zxcv wrote:By my own standard of "cite solutions you use" I did nothing wrong. I'm done arguing about this.
I'm not claiming I haven't made mistakes -- with rare exceptions, nobody is 100% pure.
But I still think legitimate distinctions can be made between borderline and definitely not okay behavior. (Not citing a source on a problem set may actually be a broader-line case, as you guys point out.) Some behavior is definitely NOT okay, and to me would indicate a breech of ethics. Copying someone else's work directly and without citation is one of those, and we all know that.
Sorry to continue this conversation, but I think you are missing the point. The only REAL litmus test for something being cheating is what the Professor teaching the class THINKS. So, you should have asked the professor if your actions were acceptable; if he said yes, then I don't see a problem. If he said no, then regardless of what I think or you think, it is not okay. Maybe other people disagree with me, but I think anything should be fair game as long as the teacher agrees to it. zxcv, do you think the professor would approve of your actions? I am not judging; I know I have done things in a few classes that the professor would not approve of.
With this in mind, several posts back I asked for more details about what happened in the case of the OP. I think it matters, as I still don't understand what the OP did. Let me give you an example; a friend of mine pulled an all nighter on a paper and made a couple citation errors. Although he did try to cite the source material, he did not use proper MLA citation format (it was a humanities class). The professor wanted to fail the guy for the paper, which was 50% of class grade so he would have failed the class (for what I consider to be an offense that can be overlooked or simply deduct points for). If you disagree with my assessment, I guess my example means nothing to you. However, I point out that I did the same thing with a different humanities professor, and my professor simply ignored the transgression; he did not even deduct points, but pointed out the correct MLA citation format.
Now, it all worked out. My friend explained that he was a science major and had not written a humanities paper in years so he forgot the proper citation method. However, lets say it hadn't. Several posts back, admissionprof said that any F would set off red flags and require a call to the professor. I strongly believe that the professor would have (or at least could have) found a way to convince admissionprof that some serious plagiarism had taken place.
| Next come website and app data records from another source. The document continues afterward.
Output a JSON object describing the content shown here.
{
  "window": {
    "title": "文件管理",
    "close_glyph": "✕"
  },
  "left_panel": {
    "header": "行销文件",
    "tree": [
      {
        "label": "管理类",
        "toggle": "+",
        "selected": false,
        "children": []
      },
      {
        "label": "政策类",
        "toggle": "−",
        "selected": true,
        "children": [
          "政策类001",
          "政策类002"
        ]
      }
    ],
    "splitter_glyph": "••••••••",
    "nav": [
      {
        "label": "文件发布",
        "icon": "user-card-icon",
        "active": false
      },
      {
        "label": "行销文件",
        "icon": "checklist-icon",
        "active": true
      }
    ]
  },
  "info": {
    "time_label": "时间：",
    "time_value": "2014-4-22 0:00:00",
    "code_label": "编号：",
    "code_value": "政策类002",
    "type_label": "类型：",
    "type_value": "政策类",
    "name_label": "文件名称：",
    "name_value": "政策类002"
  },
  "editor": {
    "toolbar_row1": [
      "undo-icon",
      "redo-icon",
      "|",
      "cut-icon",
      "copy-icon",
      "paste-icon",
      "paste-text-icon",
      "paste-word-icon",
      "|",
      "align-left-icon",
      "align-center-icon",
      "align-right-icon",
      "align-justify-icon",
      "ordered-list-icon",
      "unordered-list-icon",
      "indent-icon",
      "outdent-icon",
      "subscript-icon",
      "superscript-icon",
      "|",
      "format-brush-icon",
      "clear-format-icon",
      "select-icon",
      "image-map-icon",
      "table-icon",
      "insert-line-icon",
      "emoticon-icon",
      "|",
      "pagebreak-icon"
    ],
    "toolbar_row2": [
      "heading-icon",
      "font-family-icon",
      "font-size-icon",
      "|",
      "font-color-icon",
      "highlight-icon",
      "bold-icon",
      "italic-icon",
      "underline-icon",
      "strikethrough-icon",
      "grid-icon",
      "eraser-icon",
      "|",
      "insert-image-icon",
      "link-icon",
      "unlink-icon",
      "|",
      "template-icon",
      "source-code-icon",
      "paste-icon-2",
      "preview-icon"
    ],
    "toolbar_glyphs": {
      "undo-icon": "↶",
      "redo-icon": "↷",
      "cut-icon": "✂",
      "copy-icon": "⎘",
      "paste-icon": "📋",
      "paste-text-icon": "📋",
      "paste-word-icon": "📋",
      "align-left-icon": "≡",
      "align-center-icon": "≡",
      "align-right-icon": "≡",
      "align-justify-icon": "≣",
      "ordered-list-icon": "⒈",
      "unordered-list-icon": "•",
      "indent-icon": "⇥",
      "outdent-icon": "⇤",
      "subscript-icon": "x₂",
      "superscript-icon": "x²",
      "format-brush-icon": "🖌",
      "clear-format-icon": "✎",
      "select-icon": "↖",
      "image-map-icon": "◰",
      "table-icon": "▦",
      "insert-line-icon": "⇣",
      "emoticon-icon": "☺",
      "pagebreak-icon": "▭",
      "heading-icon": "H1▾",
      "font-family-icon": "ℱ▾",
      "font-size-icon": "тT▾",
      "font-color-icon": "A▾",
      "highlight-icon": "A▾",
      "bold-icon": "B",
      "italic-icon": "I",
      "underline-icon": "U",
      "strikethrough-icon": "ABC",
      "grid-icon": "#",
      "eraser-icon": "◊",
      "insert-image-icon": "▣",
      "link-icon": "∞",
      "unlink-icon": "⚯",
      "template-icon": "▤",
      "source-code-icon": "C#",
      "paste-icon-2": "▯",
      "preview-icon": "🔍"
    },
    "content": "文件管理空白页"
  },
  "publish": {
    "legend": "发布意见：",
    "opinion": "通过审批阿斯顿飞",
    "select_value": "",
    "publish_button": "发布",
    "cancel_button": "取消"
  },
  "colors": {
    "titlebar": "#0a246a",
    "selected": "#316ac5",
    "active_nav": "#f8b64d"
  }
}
Furthermore, I think the situation would be worse at a top ten school who have too many good applicants to take the chance. All it takes is one jackass who has it out for you.